--- START ---

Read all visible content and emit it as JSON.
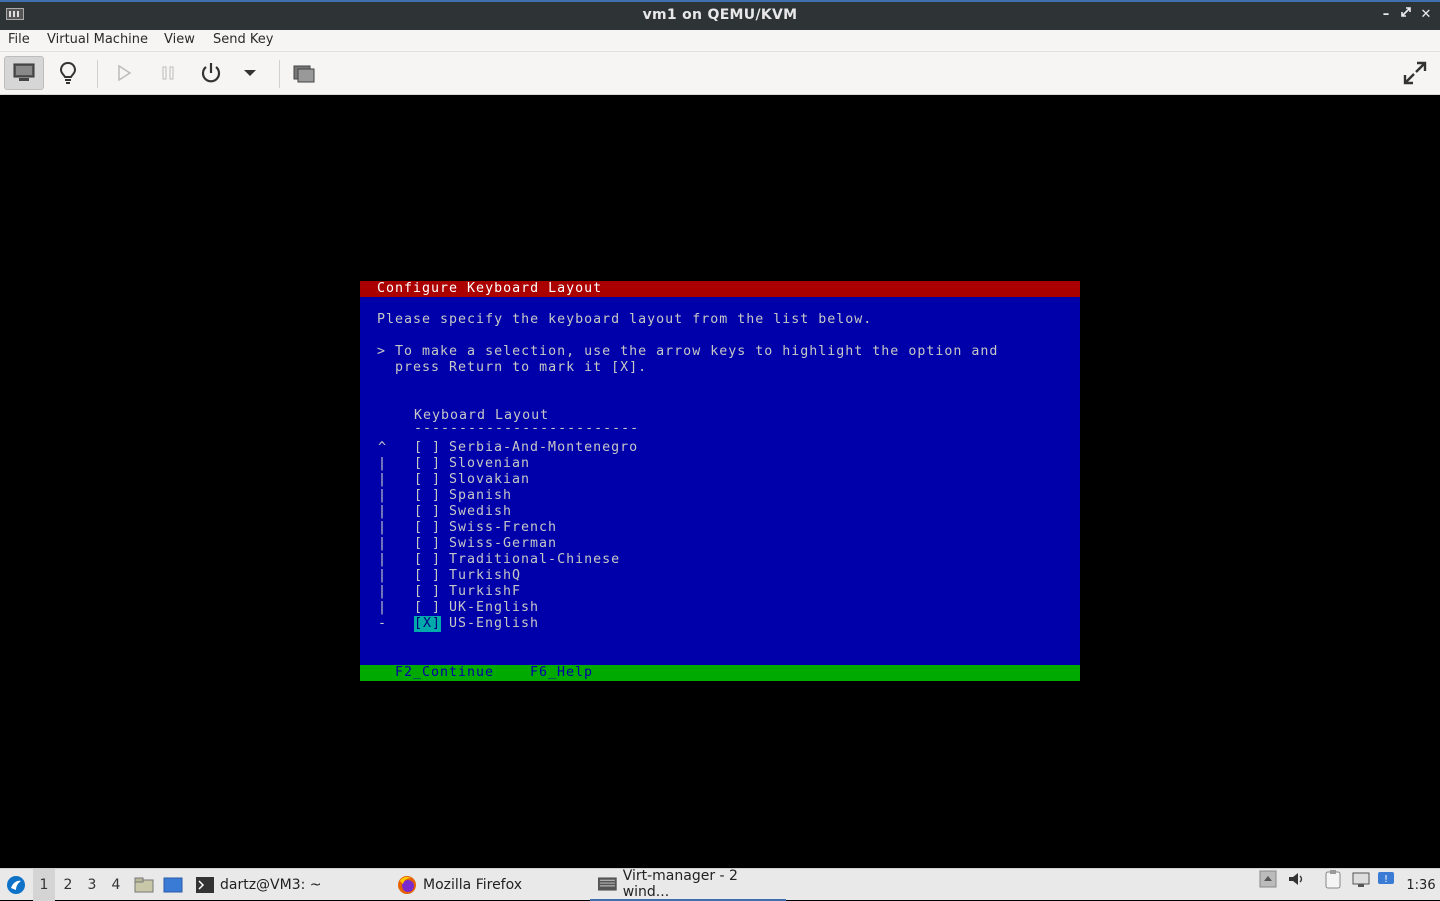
{
  "window": {
    "title": "vm1 on QEMU/KVM"
  },
  "menubar": {
    "items": [
      "File",
      "Virtual Machine",
      "View",
      "Send Key"
    ]
  },
  "toolbar": {
    "buttons": [
      "console-view",
      "details-view",
      "run",
      "pause",
      "shutdown",
      "shutdown-menu",
      "snapshots",
      "fullscreen"
    ]
  },
  "installer": {
    "header": "Configure Keyboard Layout",
    "intro": "Please specify the keyboard layout from the list below.",
    "instruction_line1": "> To make a selection, use the arrow keys to highlight the option and",
    "instruction_line2": "  press Return to mark it [X].",
    "list_heading": "Keyboard Layout",
    "list_rule": "-------------------------",
    "items": [
      {
        "scroll": "^",
        "box": "[ ]",
        "label": "Serbia-And-Montenegro"
      },
      {
        "scroll": "|",
        "box": "[ ]",
        "label": "Slovenian"
      },
      {
        "scroll": "|",
        "box": "[ ]",
        "label": "Slovakian"
      },
      {
        "scroll": "|",
        "box": "[ ]",
        "label": "Spanish"
      },
      {
        "scroll": "|",
        "box": "[ ]",
        "label": "Swedish"
      },
      {
        "scroll": "|",
        "box": "[ ]",
        "label": "Swiss-French"
      },
      {
        "scroll": "|",
        "box": "[ ]",
        "label": "Swiss-German"
      },
      {
        "scroll": "|",
        "box": "[ ]",
        "label": "Traditional-Chinese"
      },
      {
        "scroll": "|",
        "box": "[ ]",
        "label": "TurkishQ"
      },
      {
        "scroll": "|",
        "box": "[ ]",
        "label": "TurkishF"
      },
      {
        "scroll": "|",
        "box": "[ ]",
        "label": "UK-English"
      },
      {
        "scroll": "-",
        "box": "[X]",
        "label": "US-English"
      }
    ],
    "footer_continue": "F2_Continue",
    "footer_help": "F6_Help"
  },
  "taskbar": {
    "workspaces": [
      "1",
      "2",
      "3",
      "4"
    ],
    "tasks": [
      {
        "label": "dartz@VM3: ~"
      },
      {
        "label": "Mozilla Firefox"
      },
      {
        "label": "Virt-manager - 2 wind..."
      }
    ],
    "clock": "1:36"
  },
  "colors": {
    "installer_bg": "#0000aa",
    "installer_header": "#aa0000",
    "installer_footer": "#00aa00",
    "selection": "#00aaaa"
  }
}
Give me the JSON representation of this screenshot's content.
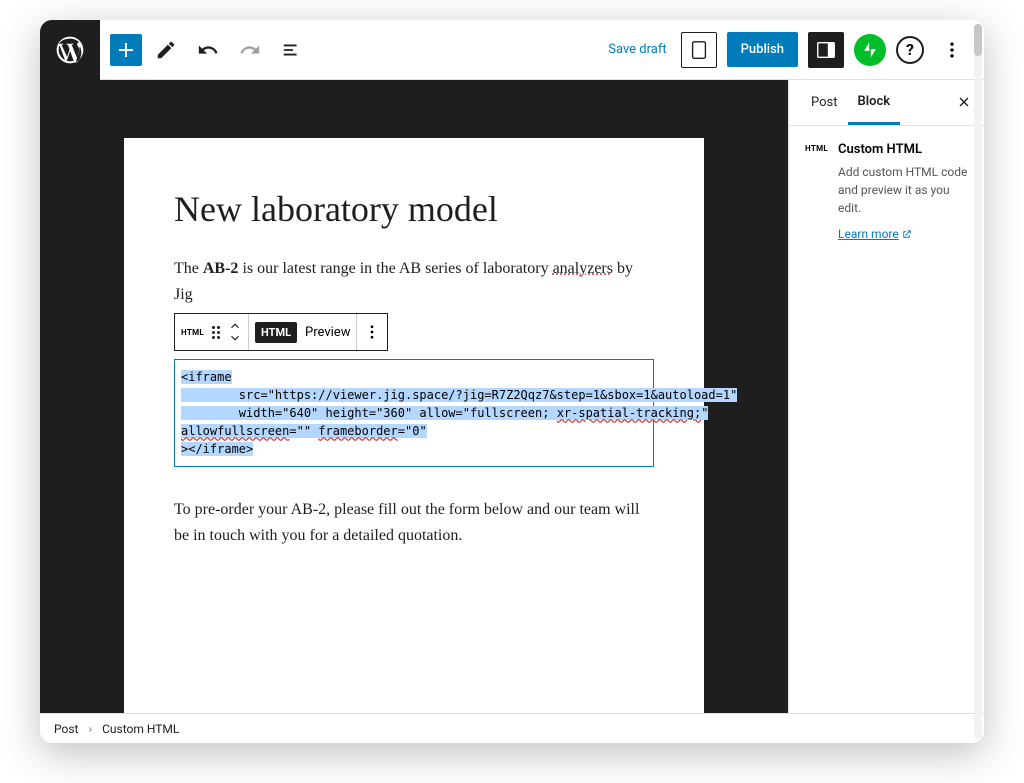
{
  "topbar": {
    "save_draft": "Save draft",
    "publish": "Publish",
    "help": "?"
  },
  "editor": {
    "title": "New laboratory model",
    "para1_pre": "The ",
    "para1_bold": "AB-2",
    "para1_mid": " is our latest range in the AB series of laboratory ",
    "para1_underlined": "analyzers",
    "para1_post": " by Jig",
    "para2": "To pre-order your AB-2, please fill out the form below and our team will be in touch with you for a detailed quotation."
  },
  "block_toolbar": {
    "type_label": "HTML",
    "html_label": "HTML",
    "preview_label": "Preview"
  },
  "code": {
    "l1": "<iframe",
    "l2a": "        src=\"https://viewer.jig.space/?jig=R7Z2Qqz7&step=1&sbox=1&autoload=1\"",
    "l3_pre": "        width=\"640\" height=\"360\" allow=\"fullscreen; ",
    "l3_red": "xr-spatial-tracking;",
    "l3_post": "\"",
    "l4_pre": "allowfullscreen",
    "l4_mid": "=\"\" ",
    "l4_fb": "frameborder",
    "l4_post": "=\"0\"",
    "l5": "></iframe>"
  },
  "sidebar": {
    "tab_post": "Post",
    "tab_block": "Block",
    "block_type_label": "HTML",
    "block_title": "Custom HTML",
    "block_desc": "Add custom HTML code and preview it as you edit.",
    "learn_more": "Learn more"
  },
  "breadcrumb": {
    "root": "Post",
    "current": "Custom HTML"
  }
}
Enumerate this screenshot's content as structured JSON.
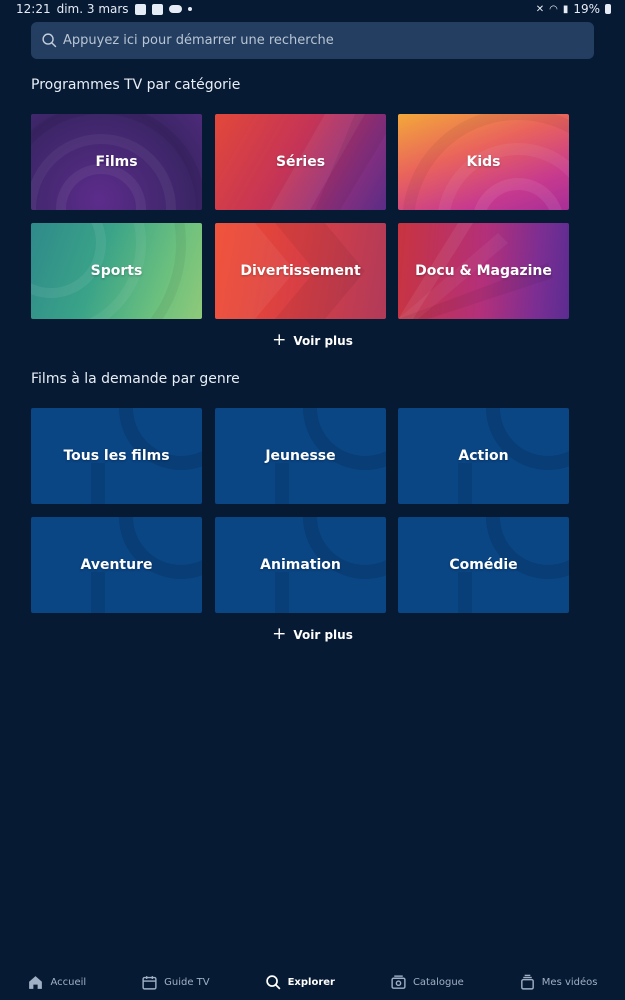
{
  "status_bar": {
    "time": "12:21",
    "date": "dim. 3 mars",
    "battery": "19%"
  },
  "search": {
    "placeholder": "Appuyez ici pour démarrer une recherche"
  },
  "sections": {
    "tv": {
      "title": "Programmes TV par catégorie",
      "tiles": [
        "Films",
        "Séries",
        "Kids",
        "Sports",
        "Divertissement",
        "Docu & Magazine"
      ],
      "more": "Voir plus"
    },
    "vod": {
      "title": "Films à la demande par genre",
      "tiles": [
        "Tous les films",
        "Jeunesse",
        "Action",
        "Aventure",
        "Animation",
        "Comédie"
      ],
      "more": "Voir plus"
    }
  },
  "bottom_nav": {
    "items": [
      {
        "label": "Accueil",
        "icon": "home-icon"
      },
      {
        "label": "Guide TV",
        "icon": "calendar-icon"
      },
      {
        "label": "Explorer",
        "icon": "search-icon"
      },
      {
        "label": "Catalogue",
        "icon": "catalogue-icon"
      },
      {
        "label": "Mes vidéos",
        "icon": "my-videos-icon"
      }
    ],
    "active": "Explorer"
  },
  "colors": {
    "background": "#071a33",
    "search_bg": "#233e60",
    "genre_tile": "#0a4584"
  }
}
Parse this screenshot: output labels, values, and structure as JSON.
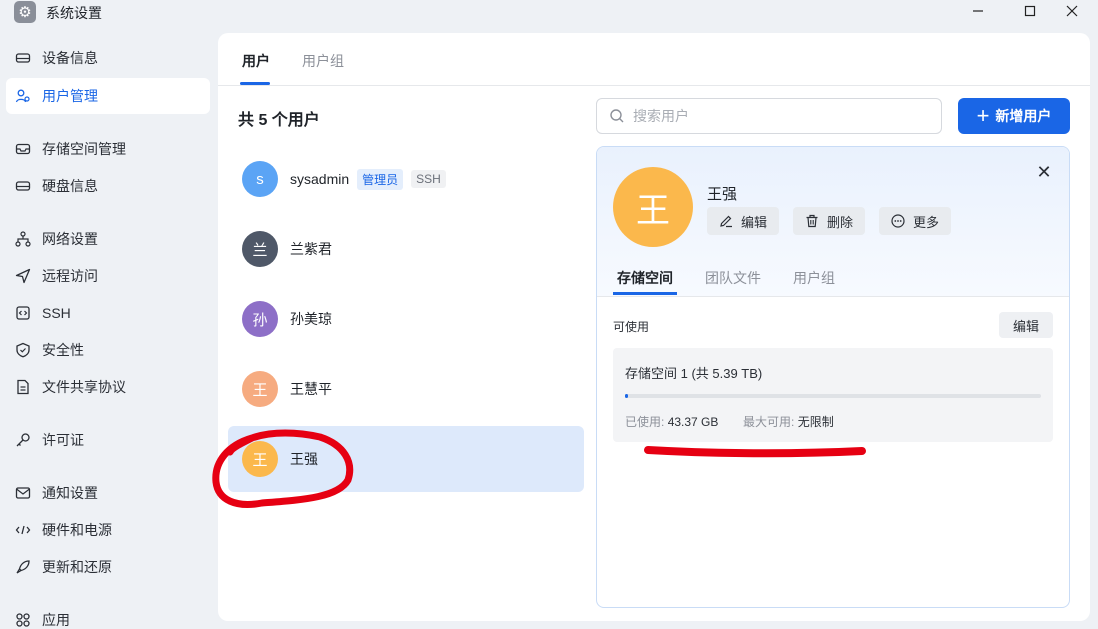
{
  "window": {
    "title": "系统设置",
    "icon": "gear-icon"
  },
  "sidebar": {
    "items": [
      {
        "label": "设备信息",
        "icon": "device-icon"
      },
      {
        "label": "用户管理",
        "icon": "users-icon",
        "active": true
      },
      {
        "label": "存储空间管理",
        "icon": "storage-icon"
      },
      {
        "label": "硬盘信息",
        "icon": "disk-icon"
      },
      {
        "label": "网络设置",
        "icon": "network-icon"
      },
      {
        "label": "远程访问",
        "icon": "send-icon"
      },
      {
        "label": "SSH",
        "icon": "code-icon"
      },
      {
        "label": "安全性",
        "icon": "shield-icon"
      },
      {
        "label": "文件共享协议",
        "icon": "file-icon"
      },
      {
        "label": "许可证",
        "icon": "key-icon"
      },
      {
        "label": "通知设置",
        "icon": "mail-icon"
      },
      {
        "label": "硬件和电源",
        "icon": "power-icon"
      },
      {
        "label": "更新和还原",
        "icon": "rocket-icon"
      },
      {
        "label": "应用",
        "icon": "apps-icon"
      }
    ]
  },
  "tabs": {
    "users": "用户",
    "groups": "用户组"
  },
  "user_count": "共 5 个用户",
  "search": {
    "placeholder": "搜索用户"
  },
  "add_button": "新增用户",
  "users": [
    {
      "name": "sysadmin",
      "initial": "s",
      "color": "#5ba4f5",
      "badges": [
        "管理员",
        "SSH"
      ]
    },
    {
      "name": "兰紫君",
      "initial": "兰",
      "color": "#4f5868"
    },
    {
      "name": "孙美琼",
      "initial": "孙",
      "color": "#8d6fc7"
    },
    {
      "name": "王慧平",
      "initial": "王",
      "color": "#f6ab80"
    },
    {
      "name": "王强",
      "initial": "王",
      "color": "#fbb84c",
      "selected": true
    }
  ],
  "detail": {
    "name": "王强",
    "initial": "王",
    "actions": {
      "edit": "编辑",
      "delete": "删除",
      "more": "更多"
    },
    "tabs": {
      "storage": "存储空间",
      "team_files": "团队文件",
      "groups": "用户组"
    },
    "available_label": "可使用",
    "edit_button": "编辑",
    "storage": {
      "title": "存储空间 1 (共 5.39 TB)",
      "used_label": "已使用:",
      "used_value": "43.37 GB",
      "max_label": "最大可用:",
      "max_value": "无限制",
      "used_fraction": 0.008
    }
  },
  "colors": {
    "accent": "#1a66e6",
    "annotation": "#e60012"
  }
}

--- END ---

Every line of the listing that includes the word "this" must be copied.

Give me the JSON representation of this screenshot's content.
Enumerate this screenshot's content as structured JSON.
Parse this screenshot: output labels, values, and structure as JSON.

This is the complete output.